Task details: Return the full listing word for word, but drop every picture from it.

=======

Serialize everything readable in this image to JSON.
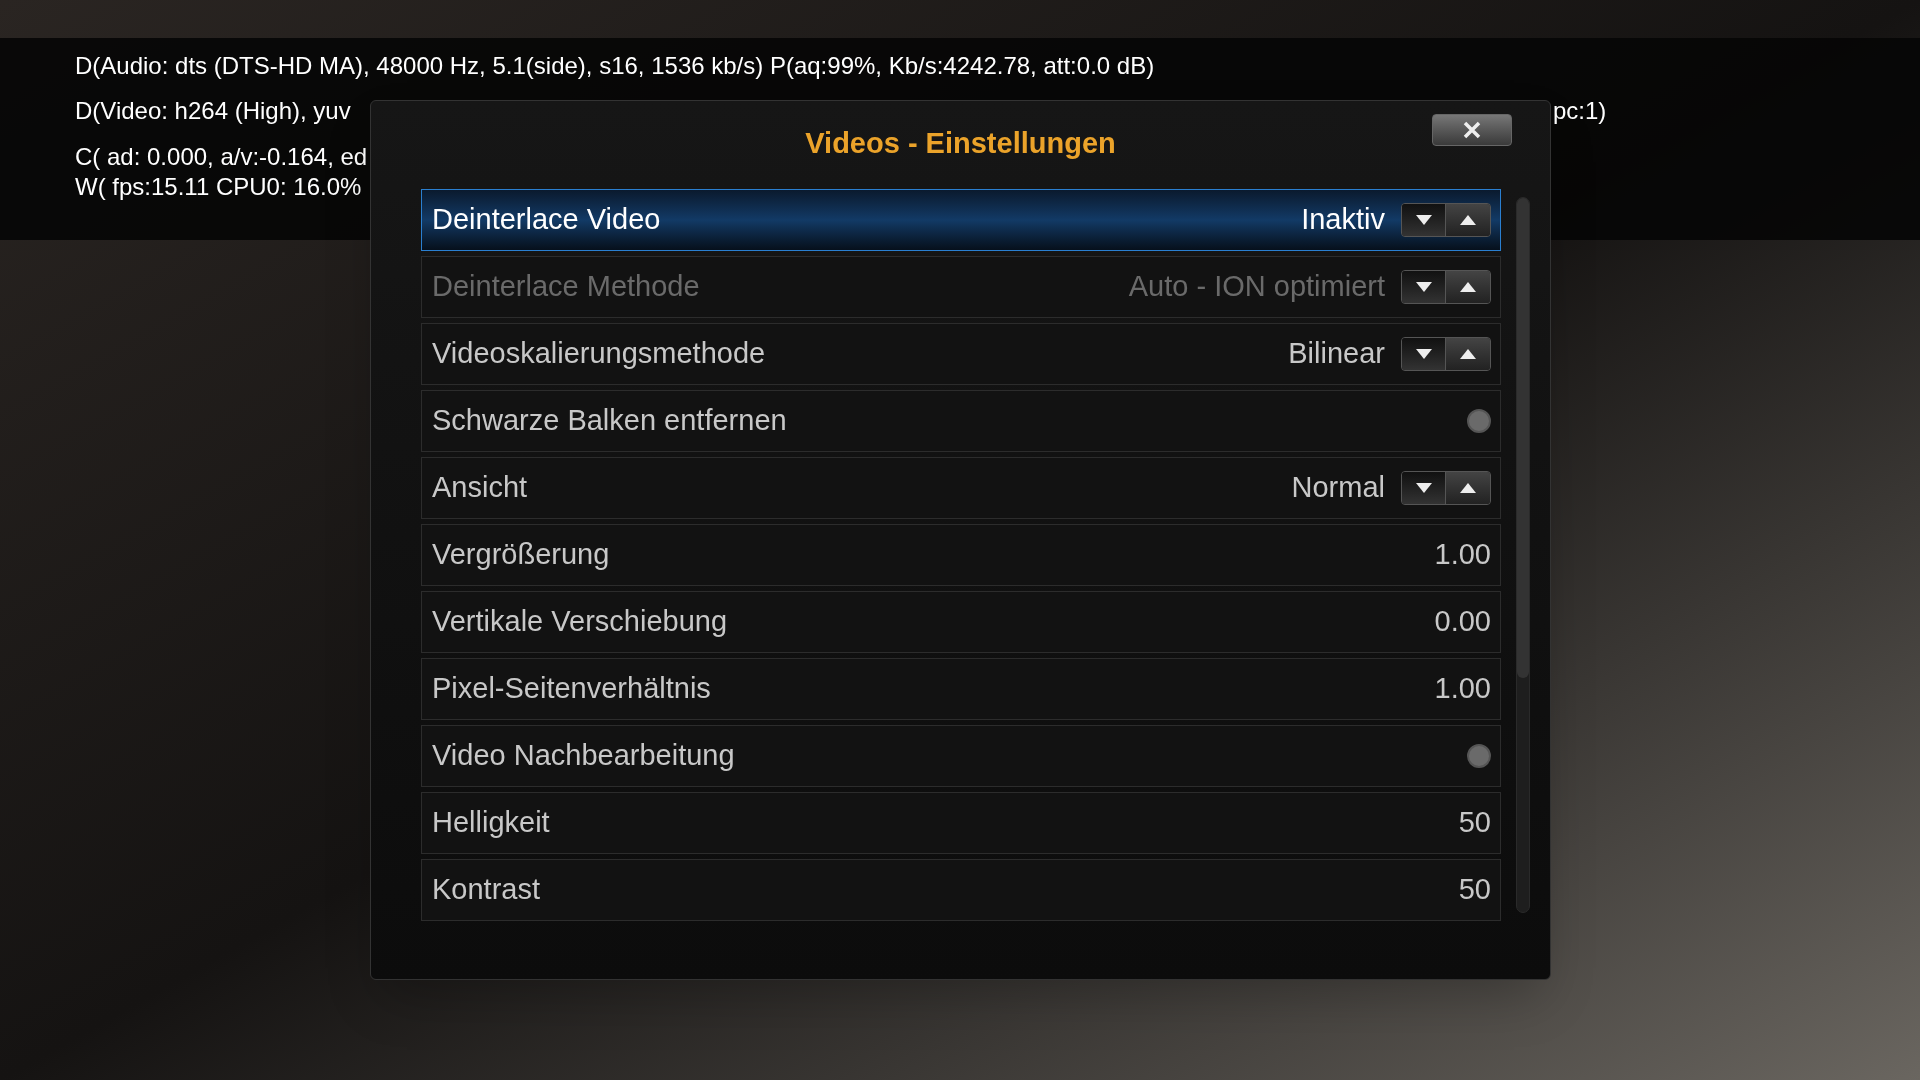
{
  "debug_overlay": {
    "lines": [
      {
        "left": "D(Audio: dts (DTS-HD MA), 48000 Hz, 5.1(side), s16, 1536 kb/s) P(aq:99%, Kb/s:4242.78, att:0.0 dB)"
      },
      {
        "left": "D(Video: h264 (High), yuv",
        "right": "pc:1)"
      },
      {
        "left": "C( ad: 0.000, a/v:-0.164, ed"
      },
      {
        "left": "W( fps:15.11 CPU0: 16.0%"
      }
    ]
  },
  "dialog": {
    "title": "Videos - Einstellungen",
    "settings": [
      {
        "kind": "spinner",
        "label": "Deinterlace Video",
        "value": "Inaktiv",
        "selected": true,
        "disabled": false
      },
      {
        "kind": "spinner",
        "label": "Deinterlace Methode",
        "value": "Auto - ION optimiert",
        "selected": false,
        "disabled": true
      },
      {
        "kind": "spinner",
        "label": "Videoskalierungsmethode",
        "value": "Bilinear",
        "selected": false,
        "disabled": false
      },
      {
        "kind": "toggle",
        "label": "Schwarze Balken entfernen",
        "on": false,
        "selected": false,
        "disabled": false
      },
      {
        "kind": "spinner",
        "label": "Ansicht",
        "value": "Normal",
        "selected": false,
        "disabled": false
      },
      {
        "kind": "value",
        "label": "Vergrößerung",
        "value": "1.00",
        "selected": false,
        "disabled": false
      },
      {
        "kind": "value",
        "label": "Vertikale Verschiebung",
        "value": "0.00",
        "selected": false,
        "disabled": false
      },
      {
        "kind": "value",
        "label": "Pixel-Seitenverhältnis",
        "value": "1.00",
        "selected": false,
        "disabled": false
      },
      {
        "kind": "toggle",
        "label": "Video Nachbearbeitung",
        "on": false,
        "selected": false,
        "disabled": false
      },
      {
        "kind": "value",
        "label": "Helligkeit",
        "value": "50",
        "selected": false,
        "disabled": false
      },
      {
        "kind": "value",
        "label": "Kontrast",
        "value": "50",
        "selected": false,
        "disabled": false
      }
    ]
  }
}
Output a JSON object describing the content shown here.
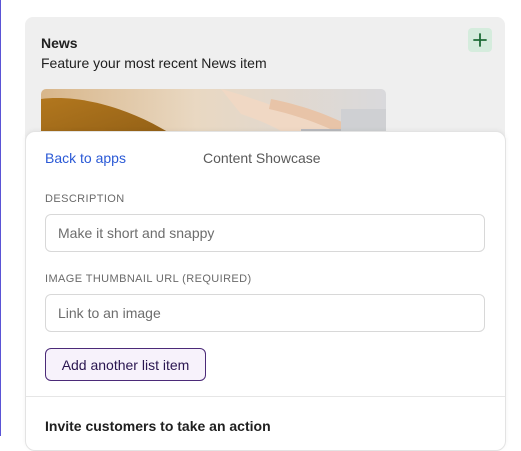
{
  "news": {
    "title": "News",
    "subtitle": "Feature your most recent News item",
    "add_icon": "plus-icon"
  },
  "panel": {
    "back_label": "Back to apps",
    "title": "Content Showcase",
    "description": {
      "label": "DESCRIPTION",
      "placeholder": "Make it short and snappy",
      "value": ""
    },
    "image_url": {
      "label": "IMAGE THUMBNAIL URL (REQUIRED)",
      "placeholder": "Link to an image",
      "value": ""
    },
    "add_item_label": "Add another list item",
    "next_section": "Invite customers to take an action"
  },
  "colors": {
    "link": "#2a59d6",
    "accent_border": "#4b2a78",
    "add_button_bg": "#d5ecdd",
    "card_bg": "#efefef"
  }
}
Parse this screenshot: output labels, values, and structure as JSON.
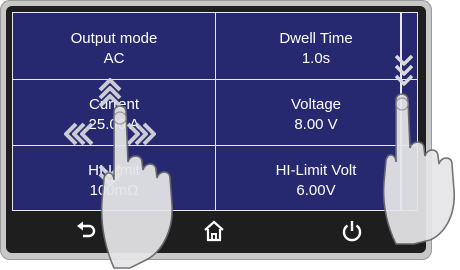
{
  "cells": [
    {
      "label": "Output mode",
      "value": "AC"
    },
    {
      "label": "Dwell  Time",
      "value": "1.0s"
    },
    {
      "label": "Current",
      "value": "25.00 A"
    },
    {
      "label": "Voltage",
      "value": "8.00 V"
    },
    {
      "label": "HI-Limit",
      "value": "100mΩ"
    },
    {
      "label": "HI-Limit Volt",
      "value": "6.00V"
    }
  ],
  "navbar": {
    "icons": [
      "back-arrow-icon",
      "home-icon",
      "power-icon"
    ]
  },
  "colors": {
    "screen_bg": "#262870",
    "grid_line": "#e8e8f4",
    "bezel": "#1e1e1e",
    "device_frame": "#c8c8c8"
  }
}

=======

Answer below:
Serialize everything readable in this image to JSON.
{
  "debug_overlay": {
    "lines": [
      {
        "left": "D(Audio: dts (DTS-HD MA), 48000 Hz, 5.1(side), s16, 1536 kb/s) P(aq:99%, Kb/s:4242.78, att:0.0 dB)"
      },
      {
        "left": "D(Video: h264 (High), yuv",
        "right": "pc:1)"
      },
      {
        "left": "C( ad: 0.000, a/v:-0.164, ed"
      },
      {
        "left": "W( fps:15.11 CPU0: 16.0%"
      }
    ]
  },
  "dialog": {
    "title": "Videos - Einstellungen",
    "settings": [
      {
        "kind": "spinner",
        "label": "Deinterlace Video",
        "value": "Inaktiv",
        "selected": true,
        "disabled": false
      },
      {
        "kind": "spinner",
        "label": "Deinterlace Methode",
        "value": "Auto - ION optimiert",
        "selected": false,
        "disabled": true
      },
      {
        "kind": "spinner",
        "label": "Videoskalierungsmethode",
        "value": "Bilinear",
        "selected": false,
        "disabled": false
      },
      {
        "kind": "toggle",
        "label": "Schwarze Balken entfernen",
        "on": false,
        "selected": false,
        "disabled": false
      },
      {
        "kind": "spinner",
        "label": "Ansicht",
        "value": "Normal",
        "selected": false,
        "disabled": false
      },
      {
        "kind": "value",
        "label": "Vergrößerung",
        "value": "1.00",
        "selected": false,
        "disabled": false
      },
      {
        "kind": "value",
        "label": "Vertikale Verschiebung",
        "value": "0.00",
        "selected": false,
        "disabled": false
      },
      {
        "kind": "value",
        "label": "Pixel-Seitenverhältnis",
        "value": "1.00",
        "selected": false,
        "disabled": false
      },
      {
        "kind": "toggle",
        "label": "Video Nachbearbeitung",
        "on": false,
        "selected": false,
        "disabled": false
      },
      {
        "kind": "value",
        "label": "Helligkeit",
        "value": "50",
        "selected": false,
        "disabled": false
      },
      {
        "kind": "value",
        "label": "Kontrast",
        "value": "50",
        "selected": false,
        "disabled": false
      }
    ]
  }
}
Output a JSON object describing the content shown here.
{
  "news": {
    "title": "News",
    "subtitle": "Feature your most recent News item",
    "add_icon": "plus-icon"
  },
  "panel": {
    "back_label": "Back to apps",
    "title": "Content Showcase",
    "description": {
      "label": "DESCRIPTION",
      "placeholder": "Make it short and snappy",
      "value": ""
    },
    "image_url": {
      "label": "IMAGE THUMBNAIL URL (REQUIRED)",
      "placeholder": "Link to an image",
      "value": ""
    },
    "add_item_label": "Add another list item",
    "next_section": "Invite customers to take an action"
  },
  "colors": {
    "link": "#2a59d6",
    "accent_border": "#4b2a78",
    "add_button_bg": "#d5ecdd",
    "card_bg": "#efefef"
  }
}
Parse this screenshot: output labels, values, and structure as JSON.
{
  "cells": [
    {
      "label": "Output mode",
      "value": "AC"
    },
    {
      "label": "Dwell  Time",
      "value": "1.0s"
    },
    {
      "label": "Current",
      "value": "25.00 A"
    },
    {
      "label": "Voltage",
      "value": "8.00 V"
    },
    {
      "label": "HI-Limit",
      "value": "100mΩ"
    },
    {
      "label": "HI-Limit Volt",
      "value": "6.00V"
    }
  ],
  "navbar": {
    "icons": [
      "back-arrow-icon",
      "home-icon",
      "power-icon"
    ]
  },
  "colors": {
    "screen_bg": "#262870",
    "grid_line": "#e8e8f4",
    "bezel": "#1e1e1e",
    "device_frame": "#c8c8c8"
  }
}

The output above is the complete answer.